Log-in for Twitter? More like Pay us to authorize your account on Twitter
Twitter has been a hot mess since Elon Musk took over. Last 9th February, Twitter once again shot themselves in the foot by killing free API access. This free API access is what allows certain apps, websites, and/or programs to let you log-in or sign-up via Twitter. Making it paywalled limits this useful feature and also hurts small-time and big-time developers and creators alike.
In place of free API is a paid “basic tier” so this not only tells you it’s paid but it’s also a subscription-based model with other more expensive tiers coming up. This move was criticized by several developers and some were even forced to close their Twitter projects, and some have told their users to log-in or sign-up elsewhere.

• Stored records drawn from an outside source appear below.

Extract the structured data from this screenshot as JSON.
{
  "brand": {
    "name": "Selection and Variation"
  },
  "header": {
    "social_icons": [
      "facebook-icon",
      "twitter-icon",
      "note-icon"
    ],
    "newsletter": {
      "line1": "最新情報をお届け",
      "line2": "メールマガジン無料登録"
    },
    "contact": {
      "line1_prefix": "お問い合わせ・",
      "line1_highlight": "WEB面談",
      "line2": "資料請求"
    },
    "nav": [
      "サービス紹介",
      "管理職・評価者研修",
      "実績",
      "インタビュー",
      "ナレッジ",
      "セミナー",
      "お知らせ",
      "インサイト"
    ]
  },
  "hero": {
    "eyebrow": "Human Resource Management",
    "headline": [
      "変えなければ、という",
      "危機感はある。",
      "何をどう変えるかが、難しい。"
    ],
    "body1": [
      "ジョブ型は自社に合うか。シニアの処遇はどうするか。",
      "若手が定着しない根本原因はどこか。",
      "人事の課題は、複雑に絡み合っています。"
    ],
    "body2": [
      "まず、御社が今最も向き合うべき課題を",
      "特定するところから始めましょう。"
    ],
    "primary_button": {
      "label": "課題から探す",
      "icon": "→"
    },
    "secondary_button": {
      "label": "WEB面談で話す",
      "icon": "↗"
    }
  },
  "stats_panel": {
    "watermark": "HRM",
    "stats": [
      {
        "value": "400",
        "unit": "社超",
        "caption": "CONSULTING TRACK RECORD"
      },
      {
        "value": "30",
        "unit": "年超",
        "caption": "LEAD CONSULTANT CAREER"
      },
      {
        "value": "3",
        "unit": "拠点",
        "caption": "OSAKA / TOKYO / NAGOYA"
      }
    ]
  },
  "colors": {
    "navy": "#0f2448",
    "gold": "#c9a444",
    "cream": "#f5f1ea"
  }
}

“Over the years, hundreds of millions of people have sent over a trillion Tweets, with billions more every week,” said the Twitter Developer account. “Twitter data are among the world’s most powerful data sets. We’re committed to enabling fast & comprehensive access so you can continue to build with us.”
An API (Application Programming Interface) is a software interface that allows applications to communicate with each other, and Twitter’s API is what allows apps granted with permission, to read important data. API is important when programs, websites, or apps require signing up, and they could use Twitter as an alternative. This is usually seen in a website or app as a “Or Sign-up with” option. When you click on any of these, it will open a new window and ask you to sign-in to that particular website and then you have to grant some permissions or agree with certain terms before the app/website actually logs you in.
In short, APIs allows developers to access important data and services so that their program/app/website can actually communicate with another.
Twitter is stumbling at financial losses ever since Musk took over. With Musk firing half of Twitter’s advertising team, the social media platform has to make money somehow. Twitter Blue, a paid subscription service, was already introduced before the buyout. New policies were implemented or are in the process of being implemented. One major example is asking its users to purchase a verification badge, and those that already have it, will become gold instead. The blue tick is now reserved for those who pay for Twitter Blue.
Paying for API access can prevent growth of small indie developers and steer away larger ones. They may move to platforms like Google, YouTube, or Facebook because they offer free APIs. Even before this announcement however, Twitter already has a paid version of API access, and that is reserved for social media companies from offering revenue by accessing Twitter data.
Musk claimed that bot scammers and “opinion manipulators” are abusing the free API. To Musk, developers are financially well-off enough to afford “just ~$100/month” for API access with ID verification. Let’s see how this will turn out in the coming weeks and months.